Some of the artifacts found in ancient Etruscan tombs. Archaeologists unveiled the 2,600-year-old tomb last month.
Comune di Montalto di Castro

In April this year, archaeologists discovered a previously unknown Etruscan grave at the Osteria cemetery in Vrci. The grave was opened last Friday, the Montalto di Castro regional government announced in a Facebook post.

The interior of the tomb, which is very large and consists of a double chamber cut into the rock, was found to be intact. Finestore Sullarte report. The entrance was blocked off with rock slabs, which were removed one by one.

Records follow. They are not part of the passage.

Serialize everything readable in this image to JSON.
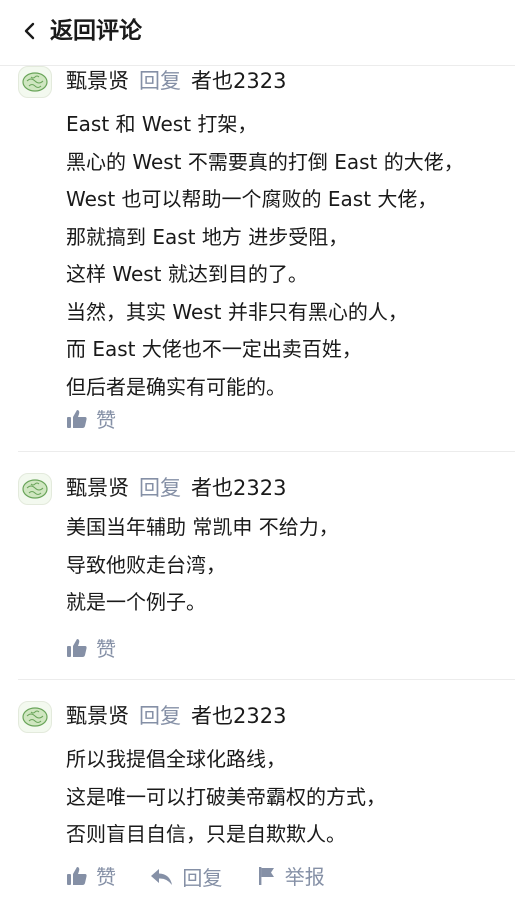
{
  "header": {
    "title": "返回评论"
  },
  "comments": [
    {
      "author": "甄景贤",
      "reply_word": "回复",
      "target": "者也2323",
      "lines": [
        "East 和 West 打架，",
        "黑心的 West 不需要真的打倒 East 的大佬，",
        "West 也可以帮助一个腐败的 East 大佬，",
        "那就搞到 East 地方 进步受阻，",
        "这样 West 就达到目的了。",
        "当然，其实 West 并非只有黑心的人，",
        "而 East 大佬也不一定出卖百姓，",
        "但后者是确实有可能的。"
      ],
      "actions": {
        "like": "赞"
      }
    },
    {
      "author": "甄景贤",
      "reply_word": "回复",
      "target": "者也2323",
      "lines": [
        "美国当年辅助 常凯申 不给力，",
        "导致他败走台湾，",
        "就是一个例子。"
      ],
      "actions": {
        "like": "赞"
      }
    },
    {
      "author": "甄景贤",
      "reply_word": "回复",
      "target": "者也2323",
      "lines": [
        "所以我提倡全球化路线，",
        "这是唯一可以打破美帝霸权的方式，",
        "否则盲目自信，只是自欺欺人。"
      ],
      "actions": {
        "like": "赞",
        "reply": "回复",
        "report": "举报"
      }
    }
  ],
  "colors": {
    "secondary": "#8590a6",
    "text": "#1a1a1a",
    "divider": "#ececec"
  }
}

Inside, archaeologists discovered a rich collection of pottery, ancient wine vessels, ornaments, ironwork, bronze artefacts such as cauldrons, and tablecloths from funeral banquets. Many of the items were in near perfect condition.

Some of the wine vessels, or amphorae, appear to be of Greek origin, and two may have come from the island of Chios, highlighting the importance of the wine trade.

Archaeologists say the properties of the objects indicate they must have belonged to an upper-class family.

Researchers now plan to thoroughly examine the artifacts, which could yield important information about the lives of ancient Vulci and the city’s elite, especially at the time when the settlement was flourishing.

Entrance of the ancient tomb
Entrance to the ancient Etruscan tomb in Vrci. Archaeologists have discovered a rich collection of artifacts inside.
Comune di Montalto di Castro

Last month, Egyptian archaeologists announced the discovery of hundreds of ancient wine vessels in a royal tomb in the Umm el-Kaab cemetery in the ancient city of Abydos.

Some of the bottles, some unopened, contained traces of wine from 5,000 years ago, researchers said. The researchers also found a large number of well-preserved ancient grape seeds inside the jar.

“The discovery of sealed, intact wine jars and well-preserved grape seeds at Abydos has the potential to greatly deepen our understanding of the earliest wine production, use and trade in the ancient Mediterranean and North Africa. It’s a secret,” Emlyn Dodd said. said a lecturer at the Institute of Classical Studies, a research institute affiliated with the University of London, who was not involved in the discovery. newsweek.